[Website and app data records]
--*--

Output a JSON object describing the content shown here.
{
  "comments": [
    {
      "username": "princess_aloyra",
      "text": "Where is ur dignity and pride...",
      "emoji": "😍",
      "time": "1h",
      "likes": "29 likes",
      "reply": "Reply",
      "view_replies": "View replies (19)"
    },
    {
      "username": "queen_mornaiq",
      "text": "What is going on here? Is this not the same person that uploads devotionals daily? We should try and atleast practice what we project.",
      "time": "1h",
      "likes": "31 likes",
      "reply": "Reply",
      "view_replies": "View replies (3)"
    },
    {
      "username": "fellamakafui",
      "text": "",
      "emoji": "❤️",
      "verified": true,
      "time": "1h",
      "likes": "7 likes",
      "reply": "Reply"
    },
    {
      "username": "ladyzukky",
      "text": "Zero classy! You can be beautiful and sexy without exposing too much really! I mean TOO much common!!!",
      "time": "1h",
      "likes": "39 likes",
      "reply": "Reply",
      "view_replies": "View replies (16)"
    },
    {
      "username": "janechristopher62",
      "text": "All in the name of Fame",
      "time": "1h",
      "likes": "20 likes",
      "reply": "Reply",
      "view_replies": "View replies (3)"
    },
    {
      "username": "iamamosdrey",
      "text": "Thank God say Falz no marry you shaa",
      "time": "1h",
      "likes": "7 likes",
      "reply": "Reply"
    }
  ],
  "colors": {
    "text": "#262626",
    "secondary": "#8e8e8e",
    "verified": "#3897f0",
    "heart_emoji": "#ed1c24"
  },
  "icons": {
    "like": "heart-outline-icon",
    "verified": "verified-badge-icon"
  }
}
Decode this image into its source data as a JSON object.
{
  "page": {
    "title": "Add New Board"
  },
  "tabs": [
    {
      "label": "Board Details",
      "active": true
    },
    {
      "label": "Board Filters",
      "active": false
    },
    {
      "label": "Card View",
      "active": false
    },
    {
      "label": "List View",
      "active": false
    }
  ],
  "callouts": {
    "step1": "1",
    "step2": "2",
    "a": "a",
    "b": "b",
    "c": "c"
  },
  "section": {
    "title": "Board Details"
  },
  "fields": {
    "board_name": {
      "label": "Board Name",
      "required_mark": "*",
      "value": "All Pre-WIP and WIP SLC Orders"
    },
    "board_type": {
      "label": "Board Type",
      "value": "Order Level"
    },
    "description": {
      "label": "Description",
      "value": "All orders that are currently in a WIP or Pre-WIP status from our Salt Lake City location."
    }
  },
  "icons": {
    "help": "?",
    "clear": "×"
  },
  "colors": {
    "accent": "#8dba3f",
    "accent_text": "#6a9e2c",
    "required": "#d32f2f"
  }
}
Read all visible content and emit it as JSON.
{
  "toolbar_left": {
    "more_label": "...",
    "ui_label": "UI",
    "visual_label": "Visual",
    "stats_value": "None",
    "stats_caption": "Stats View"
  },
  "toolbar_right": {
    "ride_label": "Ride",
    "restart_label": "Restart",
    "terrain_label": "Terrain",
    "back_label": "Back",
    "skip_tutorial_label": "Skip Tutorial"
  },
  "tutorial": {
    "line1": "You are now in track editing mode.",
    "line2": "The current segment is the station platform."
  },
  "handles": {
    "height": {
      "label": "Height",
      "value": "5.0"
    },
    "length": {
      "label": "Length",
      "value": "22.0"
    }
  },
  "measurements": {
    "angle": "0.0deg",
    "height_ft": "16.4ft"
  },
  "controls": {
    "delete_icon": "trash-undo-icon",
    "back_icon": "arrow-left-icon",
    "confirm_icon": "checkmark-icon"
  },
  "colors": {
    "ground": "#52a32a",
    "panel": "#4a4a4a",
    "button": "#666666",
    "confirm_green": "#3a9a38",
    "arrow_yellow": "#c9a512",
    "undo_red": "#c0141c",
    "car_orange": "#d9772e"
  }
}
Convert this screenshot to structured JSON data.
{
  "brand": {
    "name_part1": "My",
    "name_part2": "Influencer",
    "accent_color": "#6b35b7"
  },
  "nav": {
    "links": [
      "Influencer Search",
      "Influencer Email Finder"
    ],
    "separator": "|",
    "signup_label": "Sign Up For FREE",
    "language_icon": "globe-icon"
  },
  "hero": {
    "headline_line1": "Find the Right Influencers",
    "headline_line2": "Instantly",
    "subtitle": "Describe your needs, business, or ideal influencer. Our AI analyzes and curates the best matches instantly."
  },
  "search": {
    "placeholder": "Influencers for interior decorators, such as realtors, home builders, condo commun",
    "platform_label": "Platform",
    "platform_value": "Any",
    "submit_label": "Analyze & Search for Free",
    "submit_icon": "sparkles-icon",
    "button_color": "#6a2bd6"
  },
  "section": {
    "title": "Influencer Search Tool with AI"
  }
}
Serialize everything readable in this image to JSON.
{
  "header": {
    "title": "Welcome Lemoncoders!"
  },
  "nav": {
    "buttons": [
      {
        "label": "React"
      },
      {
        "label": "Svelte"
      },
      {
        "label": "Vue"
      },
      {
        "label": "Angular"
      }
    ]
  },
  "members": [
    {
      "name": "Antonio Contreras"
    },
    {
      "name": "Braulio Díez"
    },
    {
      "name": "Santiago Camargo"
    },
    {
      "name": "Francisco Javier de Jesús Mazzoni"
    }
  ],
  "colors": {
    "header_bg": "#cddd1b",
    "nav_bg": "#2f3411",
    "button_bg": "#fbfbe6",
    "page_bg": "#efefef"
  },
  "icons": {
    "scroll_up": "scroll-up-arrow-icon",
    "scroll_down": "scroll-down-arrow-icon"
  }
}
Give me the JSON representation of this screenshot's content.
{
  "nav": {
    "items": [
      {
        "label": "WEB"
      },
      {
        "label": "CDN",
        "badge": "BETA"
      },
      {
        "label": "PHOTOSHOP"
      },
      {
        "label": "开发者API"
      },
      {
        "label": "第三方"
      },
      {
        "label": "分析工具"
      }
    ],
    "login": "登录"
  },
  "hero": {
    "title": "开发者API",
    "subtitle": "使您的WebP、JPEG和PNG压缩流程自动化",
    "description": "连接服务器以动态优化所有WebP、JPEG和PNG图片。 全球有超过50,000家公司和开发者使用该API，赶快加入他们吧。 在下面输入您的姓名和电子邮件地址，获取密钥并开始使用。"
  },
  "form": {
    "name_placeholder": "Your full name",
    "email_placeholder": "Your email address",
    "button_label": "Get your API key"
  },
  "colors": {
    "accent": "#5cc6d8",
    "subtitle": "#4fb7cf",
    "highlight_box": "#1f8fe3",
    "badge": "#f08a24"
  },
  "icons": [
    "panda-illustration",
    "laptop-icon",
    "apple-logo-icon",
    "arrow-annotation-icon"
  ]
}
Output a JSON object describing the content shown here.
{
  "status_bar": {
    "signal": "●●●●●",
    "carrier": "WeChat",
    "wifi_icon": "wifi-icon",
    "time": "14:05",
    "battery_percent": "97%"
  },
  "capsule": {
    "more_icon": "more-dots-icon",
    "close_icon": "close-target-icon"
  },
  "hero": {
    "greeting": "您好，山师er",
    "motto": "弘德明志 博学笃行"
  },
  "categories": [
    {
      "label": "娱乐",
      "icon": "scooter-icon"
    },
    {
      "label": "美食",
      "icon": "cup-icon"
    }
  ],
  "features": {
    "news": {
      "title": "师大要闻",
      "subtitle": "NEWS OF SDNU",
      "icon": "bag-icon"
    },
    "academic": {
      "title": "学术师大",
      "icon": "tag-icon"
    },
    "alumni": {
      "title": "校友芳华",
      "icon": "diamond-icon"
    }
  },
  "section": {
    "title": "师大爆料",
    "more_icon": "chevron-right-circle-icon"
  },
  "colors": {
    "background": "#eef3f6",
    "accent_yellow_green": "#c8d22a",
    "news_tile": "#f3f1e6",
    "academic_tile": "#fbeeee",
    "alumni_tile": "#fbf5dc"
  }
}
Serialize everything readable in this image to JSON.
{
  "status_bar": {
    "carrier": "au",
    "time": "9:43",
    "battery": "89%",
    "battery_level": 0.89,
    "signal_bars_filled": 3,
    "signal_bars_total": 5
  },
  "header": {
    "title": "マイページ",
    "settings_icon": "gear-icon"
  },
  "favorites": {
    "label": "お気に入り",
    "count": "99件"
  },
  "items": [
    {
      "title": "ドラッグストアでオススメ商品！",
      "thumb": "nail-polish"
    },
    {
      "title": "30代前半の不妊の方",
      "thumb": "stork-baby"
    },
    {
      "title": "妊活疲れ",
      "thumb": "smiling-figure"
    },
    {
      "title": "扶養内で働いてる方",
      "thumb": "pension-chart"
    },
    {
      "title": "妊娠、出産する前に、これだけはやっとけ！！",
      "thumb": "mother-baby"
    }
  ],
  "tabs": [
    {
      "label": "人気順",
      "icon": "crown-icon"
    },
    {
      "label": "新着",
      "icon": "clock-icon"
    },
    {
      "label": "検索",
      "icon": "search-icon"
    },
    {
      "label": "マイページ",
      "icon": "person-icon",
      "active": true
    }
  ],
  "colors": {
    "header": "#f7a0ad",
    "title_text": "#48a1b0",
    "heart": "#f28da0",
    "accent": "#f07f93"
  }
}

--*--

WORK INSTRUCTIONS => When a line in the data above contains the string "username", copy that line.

THE ANSWER =>
      "username": "princess_aloyra",
      "username": "queen_mornaiq",
      "username": "fellamakafui",
      "username": "ladyzukky",
      "username": "janechristopher62",
      "username": "iamamosdrey",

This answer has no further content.